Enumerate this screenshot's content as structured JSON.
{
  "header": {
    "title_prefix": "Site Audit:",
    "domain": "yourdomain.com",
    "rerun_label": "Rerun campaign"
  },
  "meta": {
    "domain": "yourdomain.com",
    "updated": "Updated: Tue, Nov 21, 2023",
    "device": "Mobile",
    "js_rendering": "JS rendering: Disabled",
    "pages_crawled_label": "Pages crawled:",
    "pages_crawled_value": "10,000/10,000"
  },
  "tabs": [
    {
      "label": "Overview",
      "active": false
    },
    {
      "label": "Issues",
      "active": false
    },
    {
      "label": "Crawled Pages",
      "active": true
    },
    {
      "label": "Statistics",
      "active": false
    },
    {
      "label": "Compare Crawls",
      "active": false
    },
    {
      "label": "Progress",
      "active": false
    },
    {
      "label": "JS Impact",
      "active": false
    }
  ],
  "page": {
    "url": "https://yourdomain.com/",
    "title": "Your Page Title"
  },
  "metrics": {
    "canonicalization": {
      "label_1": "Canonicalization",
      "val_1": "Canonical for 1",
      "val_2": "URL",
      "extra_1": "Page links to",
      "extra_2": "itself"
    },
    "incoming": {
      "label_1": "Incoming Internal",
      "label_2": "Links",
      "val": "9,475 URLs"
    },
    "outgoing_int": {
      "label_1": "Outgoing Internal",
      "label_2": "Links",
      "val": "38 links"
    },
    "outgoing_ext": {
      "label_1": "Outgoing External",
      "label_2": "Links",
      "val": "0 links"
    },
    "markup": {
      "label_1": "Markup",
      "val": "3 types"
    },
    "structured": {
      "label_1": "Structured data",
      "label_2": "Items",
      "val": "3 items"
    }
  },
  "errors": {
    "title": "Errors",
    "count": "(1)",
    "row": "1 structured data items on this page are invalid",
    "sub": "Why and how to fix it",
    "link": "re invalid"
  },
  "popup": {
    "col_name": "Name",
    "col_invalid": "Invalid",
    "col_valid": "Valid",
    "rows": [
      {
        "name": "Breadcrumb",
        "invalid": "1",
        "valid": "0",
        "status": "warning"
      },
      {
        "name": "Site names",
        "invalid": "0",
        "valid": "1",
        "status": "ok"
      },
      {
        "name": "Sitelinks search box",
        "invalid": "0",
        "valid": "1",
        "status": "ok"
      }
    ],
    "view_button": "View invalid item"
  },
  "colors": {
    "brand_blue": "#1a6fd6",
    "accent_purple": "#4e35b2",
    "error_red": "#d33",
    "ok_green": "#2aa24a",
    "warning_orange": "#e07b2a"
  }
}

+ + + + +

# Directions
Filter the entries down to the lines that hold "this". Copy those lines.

# Expected answer
Enumerate this screenshot's content as structured JSON.
    "row": "1 structured data items on this page are invalid",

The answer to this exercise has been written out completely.